5. $$A_B A_C$$, $$B_A C_A$$, and $$T_B T_C$$ are concurrent.
6. $$I_B$$, $$I_C$$, the incenter of $$\triangle{A_B B_C C_B}$$ and the incenter of $$\triangle{A_C B_C C_B}$$ are collinear. Similarly, $$I_B$$, $$O_C$$, the incenter of $$\triangle{C_B A_C C_A}$$ are collinear (Sawayama-Thébault's theorem).
7. $$A_C$$, $$U_A$$, the point of contact of $$S_A$$ with $$A A_C$$, the incenter of $$\triangle{A A_B A_C}$$, and the incenter of $$\triangle{A_C B_A A_B}$$ are concyclic (attributed to Yūzaburō Sawayama).
8. If $$E_A$$ is not tangent to $$BC$$, then the proposition does not hold generally. Even if we assume that $$BC \parallel B_A C_A$$, $$CA \parallel C_B A_B$$, and $$AB \parallel A_C B_C$$, the proposition is generally not true.

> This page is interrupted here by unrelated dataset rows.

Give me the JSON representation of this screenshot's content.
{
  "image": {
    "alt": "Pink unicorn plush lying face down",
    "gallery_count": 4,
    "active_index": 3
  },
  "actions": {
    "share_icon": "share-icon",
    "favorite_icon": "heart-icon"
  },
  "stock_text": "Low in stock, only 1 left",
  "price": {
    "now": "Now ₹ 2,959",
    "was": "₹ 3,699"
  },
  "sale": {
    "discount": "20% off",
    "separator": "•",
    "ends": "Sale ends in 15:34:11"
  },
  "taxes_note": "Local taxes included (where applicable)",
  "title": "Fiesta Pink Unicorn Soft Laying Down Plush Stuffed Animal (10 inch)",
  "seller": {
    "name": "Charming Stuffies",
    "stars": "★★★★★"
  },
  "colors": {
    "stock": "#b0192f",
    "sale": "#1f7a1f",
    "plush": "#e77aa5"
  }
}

I found another way to construct this point: Let $$V_1=T_A A_B \cap T_C C_B$$, $$V_2=T_C C_B \cap T_B B_C$$, $$V_3=T_B B_C \cap T_A A_C$$, $$V_4=T_A A_C \cap T_C C_A$$, $$V_5=T_C C_A \cap T_B B_A$$, and $$V_6=T_B B_A \cap T_A A_B$$. The three lines $$V_1 V_4$$, $$V_2 V_5$$, $$V_3 V_6$$ meet at this point.

I could not find this center in Kimberling's Encyclopedia of Triangle Centers, at least in the list from $$X_1$$ to $$X_{47627}$$.

Let $$a$$, $$b$$, $$c$$ be the lengths of the sides $$\overline{BC}$$, $$\overline{CA}$$, $$\overline{AB}$$, respectively. Then, $$X=(f(a,b,c):f(b,c,a):f(c,a,b)),$$ where $$f(a,b,c)=a^2(b^2+c^2+a(b+c))(a^4(b+c)^2-bc(b+c)^2(b^2+c^2)+a^3(b+c)(b^2+bc+c^2)-a(b^2-c^2)(b^3-c^3)-a^2(b^4+c^4-bc(b^2+6bc+c^2)))$$
This triangle center was not listed in the Encyclopedia of Triangle Centers. Now it is $$X_{50032}$$.